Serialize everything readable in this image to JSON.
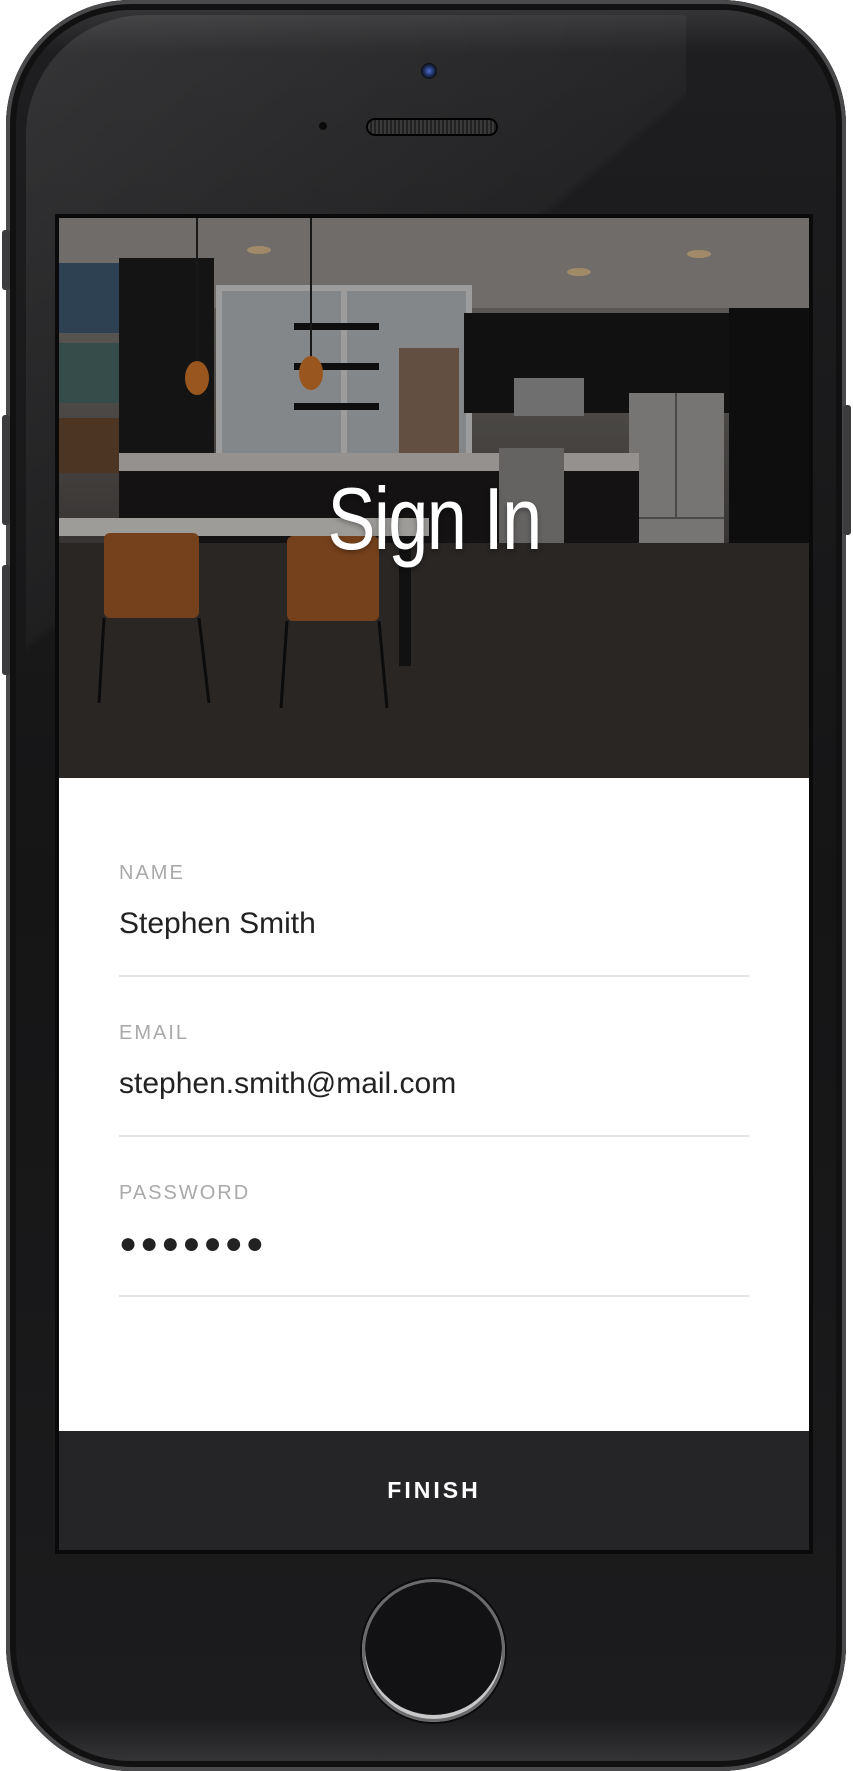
{
  "device": {
    "model_icon": "phone-frame"
  },
  "hero": {
    "title": "Sign In",
    "image_subject": "modern kitchen photograph"
  },
  "form": {
    "fields": [
      {
        "label": "NAME",
        "value": "Stephen Smith",
        "type": "text"
      },
      {
        "label": "EMAIL",
        "value": "stephen.smith@mail.com",
        "type": "email"
      },
      {
        "label": "PASSWORD",
        "value": "●●●●●●●",
        "type": "password"
      }
    ]
  },
  "actions": {
    "finish_label": "FINISH"
  },
  "colors": {
    "screen_bg": "#ffffff",
    "label": "#a9a9a9",
    "text": "#222222",
    "divider": "#e2e2e2",
    "button_bg": "#252527",
    "button_text": "#ffffff",
    "phone_body": "#151516"
  }
}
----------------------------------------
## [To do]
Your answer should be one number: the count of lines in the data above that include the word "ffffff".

## [Exercise result]
2